- **Task details**
Report each line of the listing that carries the word "true".

- **Information supplied**
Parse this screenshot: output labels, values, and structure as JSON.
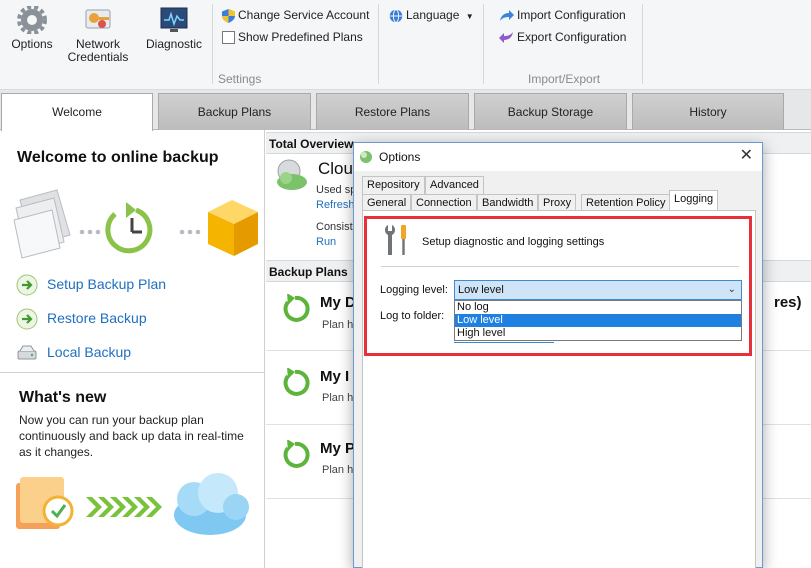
{
  "ribbon": {
    "options_label": "Options",
    "network_label": "Network Credentials",
    "network_line1": "Network",
    "network_line2": "Credentials",
    "diagnostic_label": "Diagnostic",
    "change_service_account": "Change Service Account",
    "show_predefined_plans": "Show Predefined Plans",
    "settings_group": "Settings",
    "language_label": "Language",
    "import_configuration": "Import Configuration",
    "export_configuration": "Export Configuration",
    "import_export_group": "Import/Export"
  },
  "tabs": [
    {
      "label": "Welcome",
      "active": true
    },
    {
      "label": "Backup Plans",
      "active": false
    },
    {
      "label": "Restore Plans",
      "active": false
    },
    {
      "label": "Backup Storage",
      "active": false
    },
    {
      "label": "History",
      "active": false
    }
  ],
  "left_panel": {
    "welcome_title": "Welcome to online backup",
    "links": [
      "Setup Backup Plan",
      "Restore Backup",
      "Local Backup"
    ],
    "whats_new_title": "What's new",
    "whats_new_text": "Now you can run your backup plan continuously and back up data in real-time as it changes."
  },
  "overview": {
    "header": "Total Overview",
    "storage_name": "Clou",
    "used_text": "Used sp",
    "refresh_link": "Refresh",
    "consistency_text": "Consiste",
    "run_link": "Run"
  },
  "backup_plans": {
    "header": "Backup Plans",
    "right_fragment": "res)",
    "plans": [
      {
        "name": "My D",
        "sub": "Plan ha"
      },
      {
        "name": "My I",
        "sub": "Plan ha"
      },
      {
        "name": "My P",
        "sub": "Plan ha"
      }
    ]
  },
  "dialog": {
    "title": "Options",
    "close_glyph": "✕",
    "tabs_row1": [
      "Repository",
      "Advanced"
    ],
    "tabs_row2": [
      "General",
      "Connection",
      "Bandwidth",
      "Proxy",
      "Retention Policy",
      "Logging"
    ],
    "active_tab": "Logging",
    "setup_text": "Setup diagnostic and logging settings",
    "logging_level_label": "Logging level:",
    "logging_level_value": "Low level",
    "logging_level_options": [
      "No log",
      "Low level",
      "High level"
    ],
    "log_to_folder_label": "Log to folder:"
  },
  "colors": {
    "highlight": "#e8303a",
    "link": "#1f6fbf",
    "selection": "#1e80e0"
  }
}
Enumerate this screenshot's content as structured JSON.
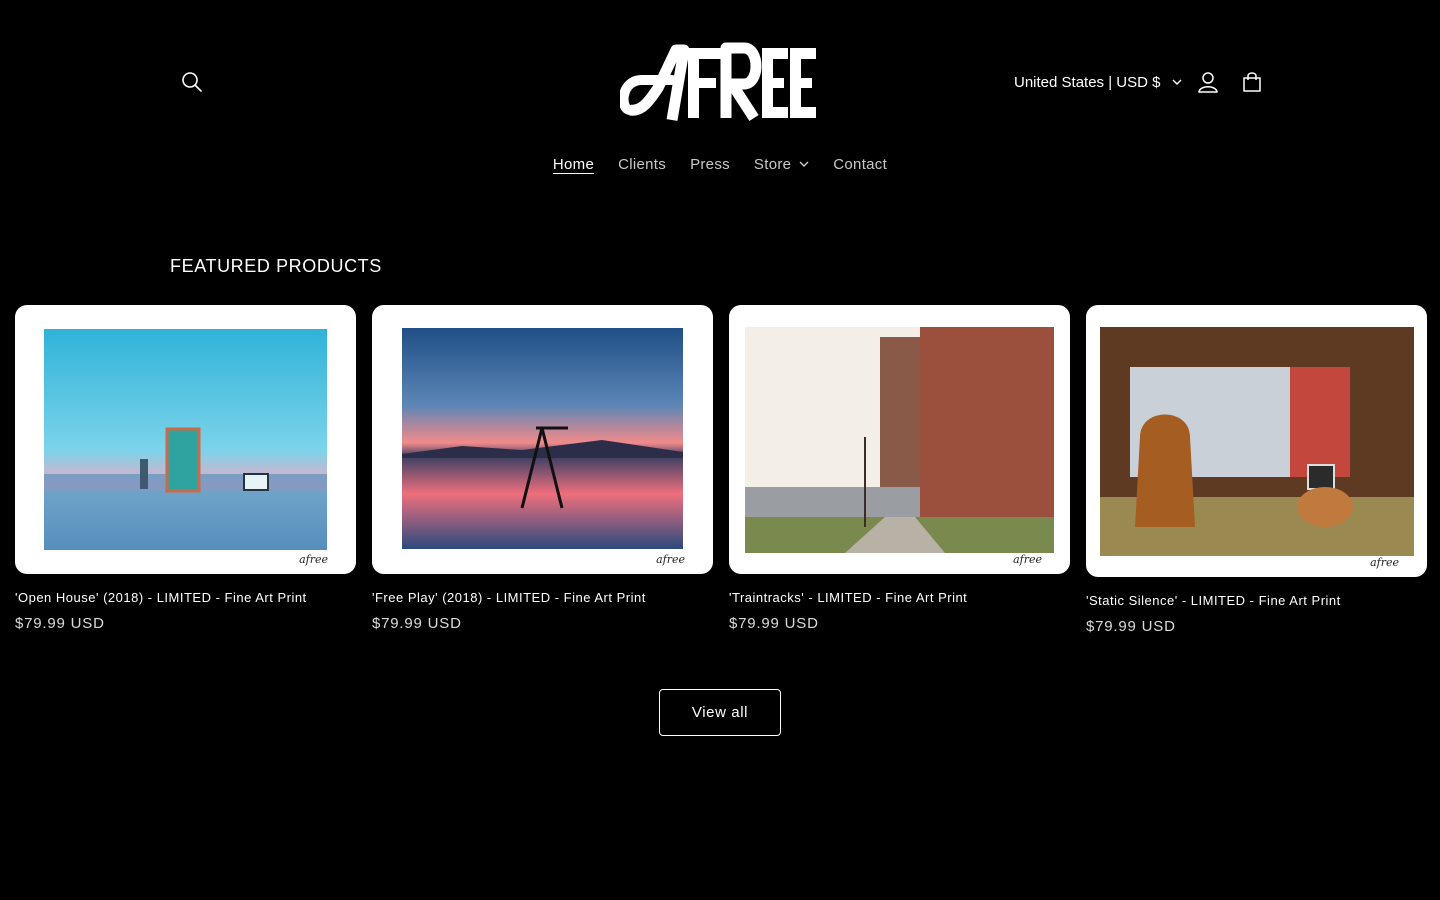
{
  "header": {
    "logo_text": "AFREE",
    "country_selector": "United States | USD $",
    "icons": {
      "search": "search-icon",
      "account": "user-icon",
      "cart": "bag-icon",
      "dropdown": "chevron-down-icon"
    }
  },
  "nav": {
    "items": [
      {
        "label": "Home",
        "active": true
      },
      {
        "label": "Clients"
      },
      {
        "label": "Press"
      },
      {
        "label": "Store",
        "has_dropdown": true
      },
      {
        "label": "Contact"
      }
    ]
  },
  "featured": {
    "heading": "FEATURED PRODUCTS",
    "products": [
      {
        "title": "'Open House' (2018) - LIMITED - Fine Art Print",
        "price": "$79.99 USD"
      },
      {
        "title": "'Free Play' (2018) - LIMITED - Fine Art Print",
        "price": "$79.99 USD"
      },
      {
        "title": "'Traintracks' - LIMITED - Fine Art Print",
        "price": "$79.99 USD"
      },
      {
        "title": "'Static Silence' - LIMITED - Fine Art Print",
        "price": "$79.99 USD"
      }
    ],
    "view_all_label": "View all"
  },
  "colors": {
    "background": "#000000",
    "text": "#ffffff"
  }
}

- **Expected answer**
      "active": true
        "active": true
        "has_dropdown": true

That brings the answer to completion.